OpenCycleMap status: Cycleways marked both sides of road; footways not marked.


Period maps, period newspapers.


Video, 13 mins 49 sec:

Melton Road, Leicester, has a long history: it is built on the same alignment as the Roman Fosse Way and, in the 18th Century, it was improved as part of the Melton Mowbray turnpike. In the 1930s it was widened and straightened.

An announcement that cycle tracks would be added to a dual carriageway on Melton Road was made in 1936. “Another scheme that is be to carried out is the widening of Melton-road from the tram terminus to the city boundary,” reported the Nottingham Journal in that year, adding that the road “will include a special track for cyclists — the first in the Midlands.”

“The Surveyor’s Department of Leicestershire County Council,” reported the Leicester Evening Mail in 1937, “is about to begin a survey of the land and the preparation of plans for the scheme.”

The newspaper added: “It was considered by the parish council that the construction of the road was an urgent matter.”

Period photograph showing measurements on Leicester’s Melton Road.

The cycle tracks were therefore installed after 1937 and probably by 1939.

In 2022, using the findings of this study and Department for Transport-funded design work, Leicester City Council was awarded £2.2 million to refurbish the 1930s cycle track beside Melton Road as well as upgrade another, non-period scheme.


“Another scheme that is ... Nottingham Journal, 27 March 1936.
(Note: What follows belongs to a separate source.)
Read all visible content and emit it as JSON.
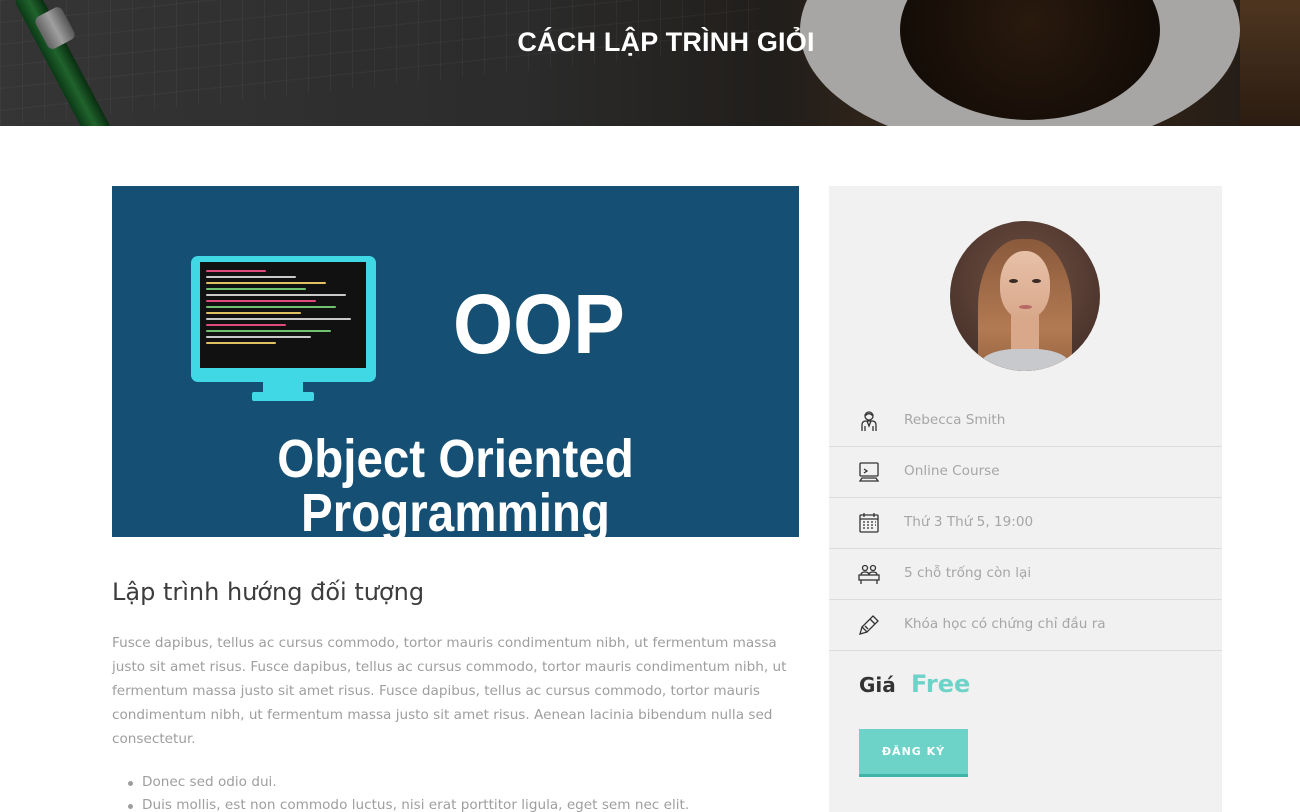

The newspaper added: “It was ... Leicester Evening Mail, 23 March 1937.

Explore the tracks